Somewhere along the way, Thanksgiving changed.
Once a day of simple adoration of a supermarket turkey roasted in the oven, the cuisine and ethic of the holiday have grown complicated.
Now there is societal pressure to buy a local bird and to inquire about the turkey's upbringing. There is a cacophony of expert advice on how to prepare the bird with recommendations ranging from bathing the raw bird in salt water, to smoking it in a barbecue cooker, to dropping it into a deep fat fryer.
Moreover, an increasing number of vegetarians are saying forget the turkey and God bless the gourds. Then there are the raw fooders who feast on uncooked turnips and on refrigerated, not cooked, pumpkin pie.
Thanksgiving, in short, has become as diverse, complex, and quirky as the American family seated around the dining room table.
These days the historians at the table probably have a soft spot for the heritage turkeys, breeds like the Narrragansetts raised at Springfield Farm in Baltimore County. The bloodlines of these pricey, free-ranging birds can be traced back to flocks that frolicked with the Pilgrims.
The locavores in the clan believe in eating locally-grown, broad-breasted white turkeys as well as produce grown in nearby dirt, some saying their lips will touch nothing grown beyond 100 miles from their homes.

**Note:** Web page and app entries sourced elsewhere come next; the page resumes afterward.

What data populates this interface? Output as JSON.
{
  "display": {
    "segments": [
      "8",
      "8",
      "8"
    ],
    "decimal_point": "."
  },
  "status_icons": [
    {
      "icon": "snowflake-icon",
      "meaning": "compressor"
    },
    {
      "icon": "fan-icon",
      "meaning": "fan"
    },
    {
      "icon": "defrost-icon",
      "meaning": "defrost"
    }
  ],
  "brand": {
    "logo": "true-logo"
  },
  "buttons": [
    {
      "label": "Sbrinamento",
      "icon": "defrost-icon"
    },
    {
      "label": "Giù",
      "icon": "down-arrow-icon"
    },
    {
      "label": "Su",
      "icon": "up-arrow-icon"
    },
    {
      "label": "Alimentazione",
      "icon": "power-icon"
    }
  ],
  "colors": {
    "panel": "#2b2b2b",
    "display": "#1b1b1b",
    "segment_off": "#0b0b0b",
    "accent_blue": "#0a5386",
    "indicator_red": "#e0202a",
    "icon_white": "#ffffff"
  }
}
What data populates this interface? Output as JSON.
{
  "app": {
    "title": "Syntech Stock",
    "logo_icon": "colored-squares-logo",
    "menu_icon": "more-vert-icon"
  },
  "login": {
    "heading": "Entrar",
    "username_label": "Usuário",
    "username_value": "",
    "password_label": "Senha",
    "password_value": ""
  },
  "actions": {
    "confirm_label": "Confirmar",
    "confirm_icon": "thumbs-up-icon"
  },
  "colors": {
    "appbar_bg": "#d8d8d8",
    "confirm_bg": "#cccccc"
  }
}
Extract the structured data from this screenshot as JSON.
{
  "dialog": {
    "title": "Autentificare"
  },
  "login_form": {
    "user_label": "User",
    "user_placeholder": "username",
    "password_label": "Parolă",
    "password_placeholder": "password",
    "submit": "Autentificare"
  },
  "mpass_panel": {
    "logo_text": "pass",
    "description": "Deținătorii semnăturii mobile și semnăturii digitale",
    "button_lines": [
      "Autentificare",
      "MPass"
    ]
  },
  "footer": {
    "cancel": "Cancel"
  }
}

A few years ago, the vegetarians in the family would have felt lonely, but lately their ranks are growing; they now number 3.8 percent of Americans, according to Charles Stahler, head of the Baltimore-based Vegetarian Resource Group. Moreover, he says, the turnout and number of dishes are growing each year at the group's annual all-vegetable pot luck supper held in the North Baltimore Mennonite Church in Roland Park the Sunday before Thanksgiving.
There probably won't be many members of the raw food contingent at the typical Baltimore area Thanksgiving table. This group touts the health benefits of eating uncooked fruit and vegetables. But according to Alissa Cohen, a Boston chef and cookbook author who has trained several Baltimore area residents in the techniques of the cuisine, raw fooders dwell among us. Ms. Cohen,43, says she grew up sitting in front of big turkey but changed her eating habits 20 years ago and this Thanksgiving will preside over a 12-course feast of raw foods at her home. In place of the bird, the main entrée, will be "ravioli," thin slices of turnips stuffed with a pureed mixture of vegetables and fruit.
There has also been a change of tone surrounding Thanksgiving as a number of environmental groups have come up with suggestions for how to lessen the impact of the feast. The leading proposition is replacing the turkey with tofu or vegetables, a non-starter for many households. Other guideposts for greening up Thanksgiving are using cloth rather than paper napkins, cleansing dishes in a dishwasher rather than by hand, and decorating the table with natural materials including using dried tree leaves as place cards.
A favorite suggestion — one that seems to capture the contradiction of the day — came from Plano, Texas. There, where many folks deep-fry their Thanksgiving birds, the city collects the spent cooking oil, converts it to biodiesel and uses it to run some city vehicles.
So too in Baltimore. Willie Pearson, the proprietor of Willie P's, a deep fat turkey frying operation on Maine Avenue in West Baltimore, has been recycling his spent cooking oil for years. Once he has met all his orders for Thanksgiving, Mr. Pearson summons Greenlight Biofuels in Beltsville, and the peanut oil that gave hundreds of Thanksgiving turkeys a crisp skin is converted into biodiesel.
From brown turkey to green fuel, that is Thanksgiving 2010.